Italian government told to dignify the living conditions of the country’s segregated Roma community in Giugliano
By Rebecca Sonzogni
Last week, the European Courts of Human Rights forced the Italian government to guarantee suitable accommodation for the Roma people who were evicted from the municipality of Giugliano (Naples) in early May.
The European Court condemned the official ordinance that led to the removal of around 450 Roma people from the Via del Viaticale settlement for public health and safety reasons.
Associazione 21 Luglio, an NGO that supports groups suffering segregation and discrimination, asked for “measures aimed at offering adequate and dignified housing solutions for all people, guaranteeing them access to basic services”.
However, the evicted Roma community is still living in an abandoned campsite in a nearby industrial area without access to electricity, clean water or sanitation.

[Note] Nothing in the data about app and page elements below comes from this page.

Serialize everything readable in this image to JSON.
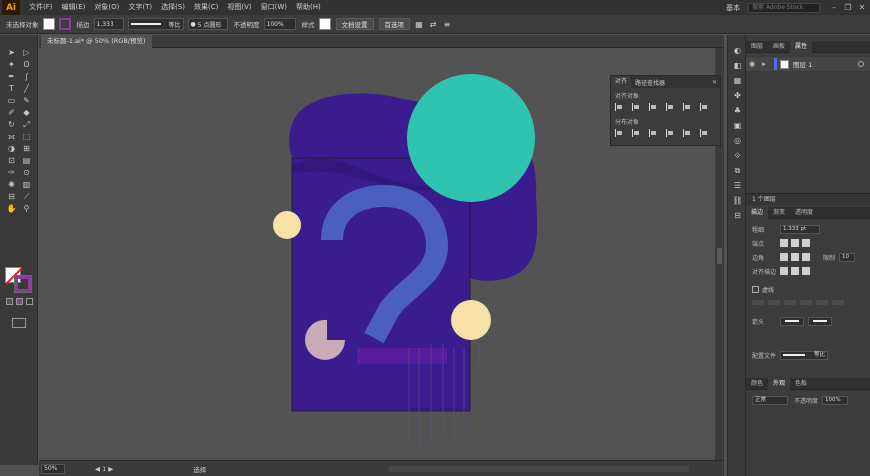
{
  "menubar": {
    "logo": "Ai",
    "items": [
      "文件(F)",
      "编辑(E)",
      "对象(O)",
      "文字(T)",
      "选择(S)",
      "效果(C)",
      "视图(V)",
      "窗口(W)",
      "帮助(H)"
    ],
    "workspace": "基本",
    "search_placeholder": "搜索 Adobe Stock"
  },
  "controlbar": {
    "selection_label": "未选择对象",
    "stroke_label": "描边",
    "stroke_weight": "1.333",
    "stroke_style": "等比",
    "brush_label": "5 点圆形",
    "opacity_label": "不透明度",
    "opacity_value": "100%",
    "style_label": "样式",
    "doc_setup_button": "文档设置",
    "prefs_button": "首选项"
  },
  "document": {
    "tab_title": "未标题-1.ai* @ 50% (RGB/预览)",
    "zoom": "50%",
    "tool_status": "选择"
  },
  "align_panel": {
    "tabs": [
      "对齐",
      "路径查找器"
    ],
    "align_objects_label": "对齐对象",
    "distribute_objects_label": "分布对象"
  },
  "layers_panel": {
    "tabs": [
      "图层",
      "画板",
      "属性"
    ],
    "layer_name": "图层 1",
    "layer_count": "1 个图层"
  },
  "stroke_panel": {
    "tabs": [
      "描边",
      "渐变",
      "透明度"
    ],
    "weight_label": "粗细",
    "weight_value": "1.333 pt",
    "cap_label": "端点",
    "corner_label": "边角",
    "limit_label": "限制",
    "limit_value": "10",
    "align_label": "对齐描边",
    "dashed_label": "虚线",
    "arrowheads_label": "箭头",
    "profile_label": "配置文件",
    "profile_value": "等比"
  },
  "appearance_panel": {
    "tabs": [
      "颜色",
      "外观",
      "色板"
    ],
    "blend_mode": "正常",
    "opacity_label": "不透明度",
    "opacity_value": "100%"
  },
  "colors": {
    "purple": "#3b1c8f",
    "teal": "#2ec4b0",
    "cream": "#f5e2a4",
    "pink": "#c9aab7",
    "blue": "#4a5fc0"
  }
}
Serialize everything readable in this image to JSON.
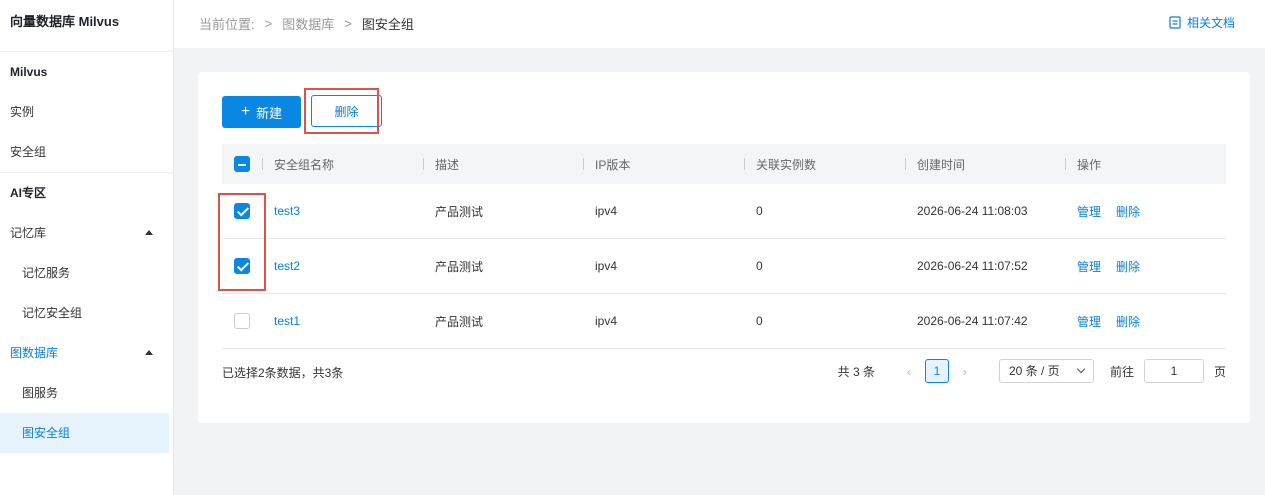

“Since the current land is private and not safe, a new eviction will be done as soon as possible,” said Paola Nugnes, a municipal councillor and national senator representing the populist Five Star Movement. “It will take an indefinite time to find new accommodation for these people.”
But the European Courts of Human Rights has recognised the right to family unity and the need to provide support to Roma families.
“The Italian government must absolutely intervene; human rights have been violated,” said another Giugliano municipal councillor, Nicola Palma. “The government has to give adequate housing to the Roma community; they are citizens of Giugliano too.”
According to several testimonies, Roma people were verbally threatened that their residency rights would be cancelled and their children taken into state care if they did not leave the Giugliano area.
Around 50 children aged up to and under six are among those who have been evicted, along with a dozen pregnant women, while 105 children have been forced to interrupt their compulsory school attendance.
Activists say Roma people in Giugliano have faced eviction, blackmail and fear over the past 30 years.
Speaking to European Interest, Carlo Stasolla from Associazione 21 Luglio said: “Europe has lit a lighthouse that illuminates the whole of Italy and which we all have a duty to keep on: the lighthouse of anti-discrimination and of equal rights.”
Featured photo credit: Raki_Man